Data records for software interfaces
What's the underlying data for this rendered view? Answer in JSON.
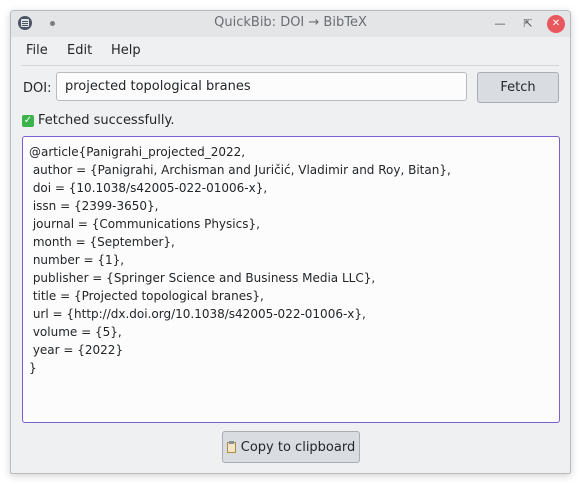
{
  "window": {
    "title": "QuickBib: DOI → BibTeX"
  },
  "menu": {
    "file": "File",
    "edit": "Edit",
    "help": "Help"
  },
  "doi": {
    "label": "DOI:",
    "value": "projected topological branes"
  },
  "fetch_label": "Fetch",
  "status": {
    "icon": "check-icon",
    "text": "Fetched successfully."
  },
  "bibtex": "@article{Panigrahi_projected_2022,\n author = {Panigrahi, Archisman and Juričić, Vladimir and Roy, Bitan},\n doi = {10.1038/s42005-022-01006-x},\n issn = {2399-3650},\n journal = {Communications Physics},\n month = {September},\n number = {1},\n publisher = {Springer Science and Business Media LLC},\n title = {Projected topological branes},\n url = {http://dx.doi.org/10.1038/s42005-022-01006-x},\n volume = {5},\n year = {2022}\n}",
  "copy_label": "Copy to clipboard",
  "colors": {
    "focus_border": "#7a5fcf",
    "close_button": "#e9585d",
    "success": "#3cb44b"
  }
}
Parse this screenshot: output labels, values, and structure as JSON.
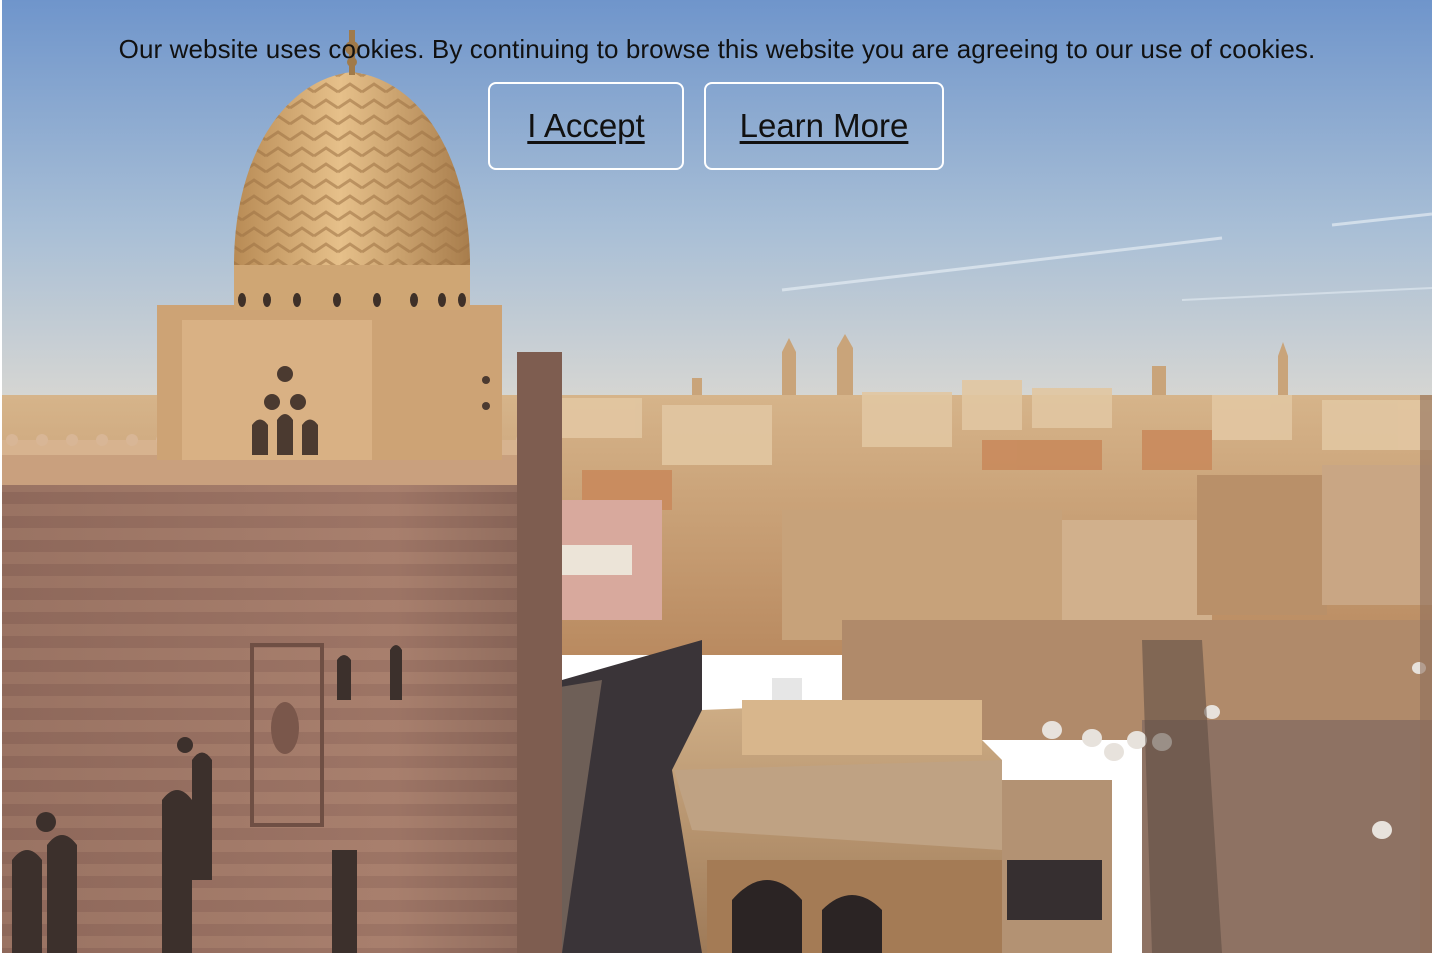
{
  "cookie_banner": {
    "message": "Our website uses cookies. By continuing to browse this website you are agreeing to our use of cookies.",
    "accept_label": "I Accept",
    "learn_more_label": "Learn More"
  },
  "background_image": {
    "colors": {
      "sky_top": "#7d9fcf",
      "sky_horizon": "#d8d9d6",
      "sandstone": "#c9a06e",
      "mosque_wall": "#a67d6a",
      "street_shadow": "#3a3438"
    }
  }
}
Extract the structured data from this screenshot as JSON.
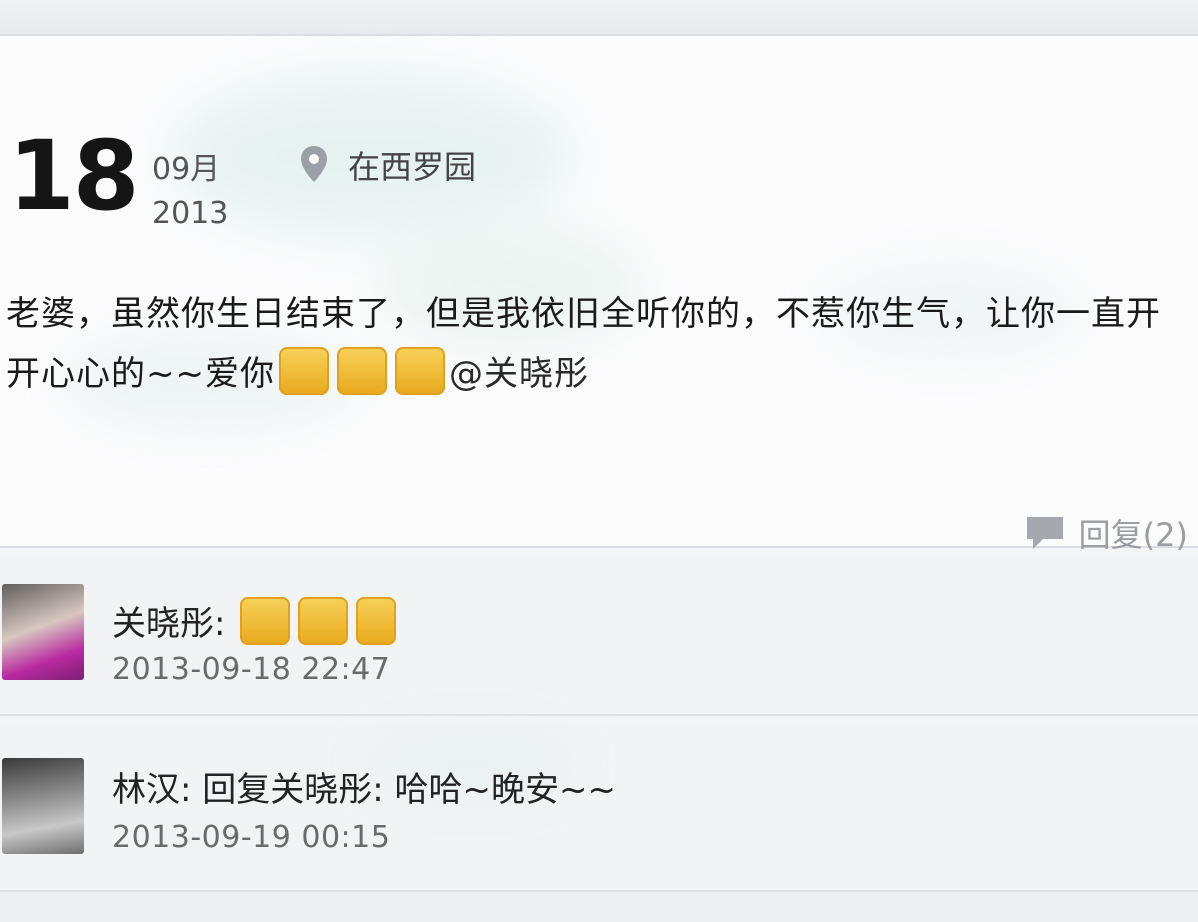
{
  "post": {
    "day": "18",
    "month": "09月",
    "year": "2013",
    "location": "在西罗园",
    "text": "老婆，虽然你生日结束了，但是我依旧全听你的，不惹你生气，让你一直开开心心的~~爱你",
    "mention": "@关晓彤",
    "reply_label": "回复(2)",
    "icons": {
      "location": "location-pin-icon",
      "reply": "comment-bubble-icon",
      "emoji": "emoji-icon"
    }
  },
  "comments": [
    {
      "author": "关晓彤",
      "separator": ":",
      "text": "",
      "time": "2013-09-18 22:47"
    },
    {
      "author": "林汉",
      "separator": ":",
      "text": "回复关晓彤: 哈哈~晚安~~",
      "time": "2013-09-19 00:15"
    }
  ],
  "colors": {
    "accent_emoji": "#f0c23a",
    "muted_text": "#9a9da2",
    "divider": "#d9dde2"
  }
}
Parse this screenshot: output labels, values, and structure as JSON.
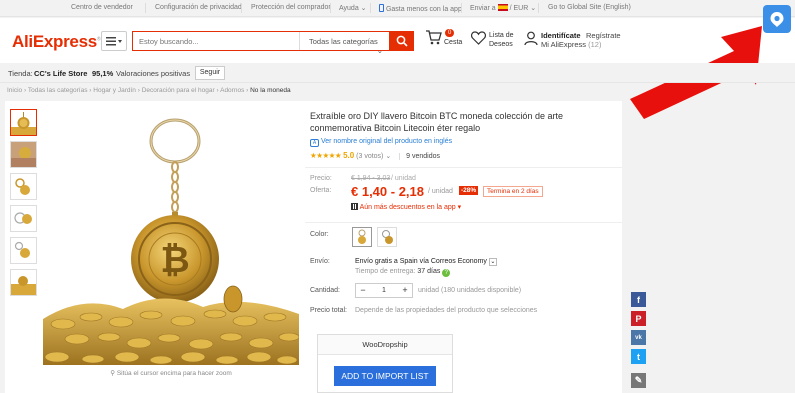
{
  "topbar": {
    "items": [
      "Centro de vendedor",
      "Configuración de privacidad",
      "Protección del comprador",
      "Ayuda",
      "Gasta menos con la app",
      "Enviar a",
      "/ EUR",
      "Go to Global Site (English)"
    ]
  },
  "header": {
    "logo": "AliExpress",
    "search_placeholder": "Estoy buscando...",
    "search_category": "Todas las categorías",
    "cart_count": "0",
    "cart_label": "Cesta",
    "wishlist_label": "Lista de Deseos",
    "account_sign_in": "Identifícate",
    "account_register": "Regístrate",
    "account_my": "Mi AliExpress",
    "account_count": "(12)"
  },
  "store": {
    "label": "Tienda:",
    "name": "CC's Life Store",
    "rating_pct": "95,1%",
    "rating_text": "Valoraciones positivas",
    "follow": "Seguir"
  },
  "breadcrumb": [
    "Inicio",
    "Todas las categorías",
    "Hogar y Jardín",
    "Decoración para el hogar",
    "Adornos",
    "No la moneda"
  ],
  "product": {
    "title": "Extraíble oro DIY llavero Bitcoin BTC moneda colección de arte conmemorativa Bitcoin Litecoin éter regalo",
    "translate_link": "Ver nombre original del producto en inglés",
    "score": "5.0",
    "votes": "(3 votos)",
    "sold": "9 vendidos",
    "zoom_hint": "Sitúa el cursor encima para hacer zoom"
  },
  "price": {
    "label_price": "Precio:",
    "old_price": "€ 1,94 - 3,03",
    "old_unit": "/ unidad",
    "label_offer": "Oferta:",
    "new_price": "€ 1,40 - 2,18",
    "unit": "/ unidad",
    "discount": "-28%",
    "ends": "Termina en 2 días",
    "app_discount": "Aún más descuentos en la app"
  },
  "options": {
    "label_color": "Color:",
    "label_shipping": "Envío:",
    "shipping_main": "Envío gratis a Spain vía Correos Economy",
    "delivery_label": "Tiempo de entrega:",
    "delivery_days": "37 días",
    "label_qty": "Cantidad:",
    "qty_minus": "−",
    "qty_value": "1",
    "qty_plus": "+",
    "qty_available": "unidad (180 unidades disponible)",
    "label_total": "Precio total:",
    "total_desc": "Depende de las propiedades del producto que selecciones"
  },
  "woodropship": {
    "title": "WooDropship",
    "button": "ADD TO IMPORT LIST"
  },
  "social": {
    "facebook": "f",
    "pinterest": "P",
    "vk": "vk",
    "twitter": "t",
    "edit": "✎"
  },
  "colors": {
    "accent": "#e62e04",
    "link": "#2a7ed3",
    "import_button": "#2a6fdb",
    "arrow": "#e8100c"
  }
}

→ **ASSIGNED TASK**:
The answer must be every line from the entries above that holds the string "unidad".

→ **RESULT OF THIS TASK**:
    "old_unit": "/ unidad",
    "unit": "/ unidad",
    "qty_available": "unidad (180 unidades disponible)",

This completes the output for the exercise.